PROBLEM DESCRIPTION: Repeat the data in full and exactly. Leave the pictures out.

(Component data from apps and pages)
******

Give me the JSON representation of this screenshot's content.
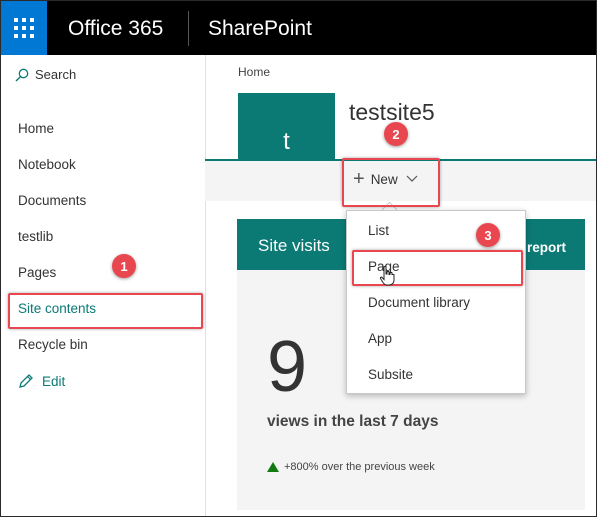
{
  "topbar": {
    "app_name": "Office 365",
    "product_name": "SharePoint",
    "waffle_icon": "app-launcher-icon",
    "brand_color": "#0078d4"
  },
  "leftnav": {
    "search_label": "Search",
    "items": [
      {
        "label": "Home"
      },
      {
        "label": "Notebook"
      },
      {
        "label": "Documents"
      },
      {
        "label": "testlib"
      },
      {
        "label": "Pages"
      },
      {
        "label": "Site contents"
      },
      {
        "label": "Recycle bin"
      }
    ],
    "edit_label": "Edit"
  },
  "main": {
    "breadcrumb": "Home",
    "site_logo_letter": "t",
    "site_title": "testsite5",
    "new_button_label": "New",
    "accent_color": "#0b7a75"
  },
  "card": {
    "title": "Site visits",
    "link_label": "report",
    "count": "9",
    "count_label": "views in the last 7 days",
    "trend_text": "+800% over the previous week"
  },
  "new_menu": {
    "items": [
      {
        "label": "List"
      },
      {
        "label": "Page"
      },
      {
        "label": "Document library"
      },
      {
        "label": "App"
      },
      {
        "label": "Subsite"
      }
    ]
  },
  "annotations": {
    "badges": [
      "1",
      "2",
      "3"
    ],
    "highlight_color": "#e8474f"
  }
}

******

RESPONSE:
Give me the JSON representation of this screenshot's content.
{
  "topbar": {
    "app_name": "Office 365",
    "product_name": "SharePoint",
    "waffle_icon": "app-launcher-icon",
    "brand_color": "#0078d4"
  },
  "leftnav": {
    "search_label": "Search",
    "items": [
      {
        "label": "Home"
      },
      {
        "label": "Notebook"
      },
      {
        "label": "Documents"
      },
      {
        "label": "testlib"
      },
      {
        "label": "Pages"
      },
      {
        "label": "Site contents"
      },
      {
        "label": "Recycle bin"
      }
    ],
    "edit_label": "Edit"
  },
  "main": {
    "breadcrumb": "Home",
    "site_logo_letter": "t",
    "site_title": "testsite5",
    "new_button_label": "New",
    "accent_color": "#0b7a75"
  },
  "card": {
    "title": "Site visits",
    "link_label": "report",
    "count": "9",
    "count_label": "views in the last 7 days",
    "trend_text": "+800% over the previous week"
  },
  "new_menu": {
    "items": [
      {
        "label": "List"
      },
      {
        "label": "Page"
      },
      {
        "label": "Document library"
      },
      {
        "label": "App"
      },
      {
        "label": "Subsite"
      }
    ]
  },
  "annotations": {
    "badges": [
      "1",
      "2",
      "3"
    ],
    "highlight_color": "#e8474f"
  }
}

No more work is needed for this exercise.